The disease has been reported elsewhere in Merino, South African White Dorper and Border Leicester-Southdown sheep.

Similar conditions occur in cattle, cats and humans (Ehlers- Danlos Syndrome type VIIC).

After Brendon O’Rourke and Dr Berg confirmed and defined the disorder in Australian White Dorper flocks at the Elizabeth Macarthur Agricultural Institute (EMAI) at Camden in 2006, they then developed a DNA test to screen individual sheep for the defective gene.

They developed the test in mid-2006 at the request of breeder Malcolm Green with subsequent support from the Breeders’ Society.

"The mutation exists in sheep from most of the Australian flocks we’ve tested," Dr Berg said.

Nelson Jimenez
Technical assistant Nelson Jimenez selects White Dorper hairs for analysis in the Regional Veterinary Laboratory at Camden.

"Of the substantial number of sheep tested, 20 per cent were carriers.

"We have also received overseas submissions and detected carriers from several countries, so it is a world wide problem."

Dr Berg and her colleagues at EMAI are consequently recommending screening of all breeding stock, or at the very minimum, screening of all sires.

"The latter is the first step in managing both damage to reputations and economic loss," former head of the Regional Veterinary Laboratory at EMAI, Dr Keith Walker, said.

"The DNA test provides an avenue for genetically smarter breeding programs."

The breed society is taking advantage of reduced rate testing by being responsible for administering samples, invoicing and reporting results.

It will also note all results on its stud book registration records, to enable public scrutiny of both positive and negative pedigree discrimination by all breeders.

A number of cattle breed societies have embraced this approach, to reduce the incidence of genetic disorders.

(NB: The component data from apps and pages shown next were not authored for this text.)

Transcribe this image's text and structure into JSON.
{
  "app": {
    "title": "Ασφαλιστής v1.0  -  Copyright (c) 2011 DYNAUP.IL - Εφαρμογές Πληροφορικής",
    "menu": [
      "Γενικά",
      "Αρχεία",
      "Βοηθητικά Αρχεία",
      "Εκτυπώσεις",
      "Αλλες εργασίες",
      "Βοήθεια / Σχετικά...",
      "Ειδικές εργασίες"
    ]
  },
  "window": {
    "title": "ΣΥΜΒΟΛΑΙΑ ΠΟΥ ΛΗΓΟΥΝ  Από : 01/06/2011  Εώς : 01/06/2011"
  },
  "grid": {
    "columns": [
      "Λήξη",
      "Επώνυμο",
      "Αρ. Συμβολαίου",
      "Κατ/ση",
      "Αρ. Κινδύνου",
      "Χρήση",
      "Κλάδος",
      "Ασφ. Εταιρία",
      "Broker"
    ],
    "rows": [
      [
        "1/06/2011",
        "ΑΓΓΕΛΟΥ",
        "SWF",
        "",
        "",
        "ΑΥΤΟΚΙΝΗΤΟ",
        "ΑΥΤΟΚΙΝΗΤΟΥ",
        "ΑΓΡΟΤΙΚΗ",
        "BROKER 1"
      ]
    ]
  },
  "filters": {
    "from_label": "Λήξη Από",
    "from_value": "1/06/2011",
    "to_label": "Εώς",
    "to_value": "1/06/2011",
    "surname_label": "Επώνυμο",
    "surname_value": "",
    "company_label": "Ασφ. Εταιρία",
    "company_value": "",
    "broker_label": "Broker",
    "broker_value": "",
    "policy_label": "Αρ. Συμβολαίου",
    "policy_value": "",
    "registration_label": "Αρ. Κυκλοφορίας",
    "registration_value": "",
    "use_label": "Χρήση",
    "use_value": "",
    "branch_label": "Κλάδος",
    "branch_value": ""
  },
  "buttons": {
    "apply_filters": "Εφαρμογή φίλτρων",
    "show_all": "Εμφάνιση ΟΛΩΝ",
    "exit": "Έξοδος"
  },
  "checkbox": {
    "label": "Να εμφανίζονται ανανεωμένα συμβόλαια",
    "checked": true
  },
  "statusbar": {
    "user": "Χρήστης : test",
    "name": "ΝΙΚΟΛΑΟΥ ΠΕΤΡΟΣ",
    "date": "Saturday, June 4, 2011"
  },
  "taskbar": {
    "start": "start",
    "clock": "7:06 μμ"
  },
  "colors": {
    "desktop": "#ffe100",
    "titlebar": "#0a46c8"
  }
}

The new genetic test is available commercially from the Genetics laboratory at EMAI.

Contact Dr Rod Reece, Camden, (02) 4640 6309, for veterinary advice about the disease, or Ian Marsh, (02) 4640 6502, about testing. 

- Ron Aggs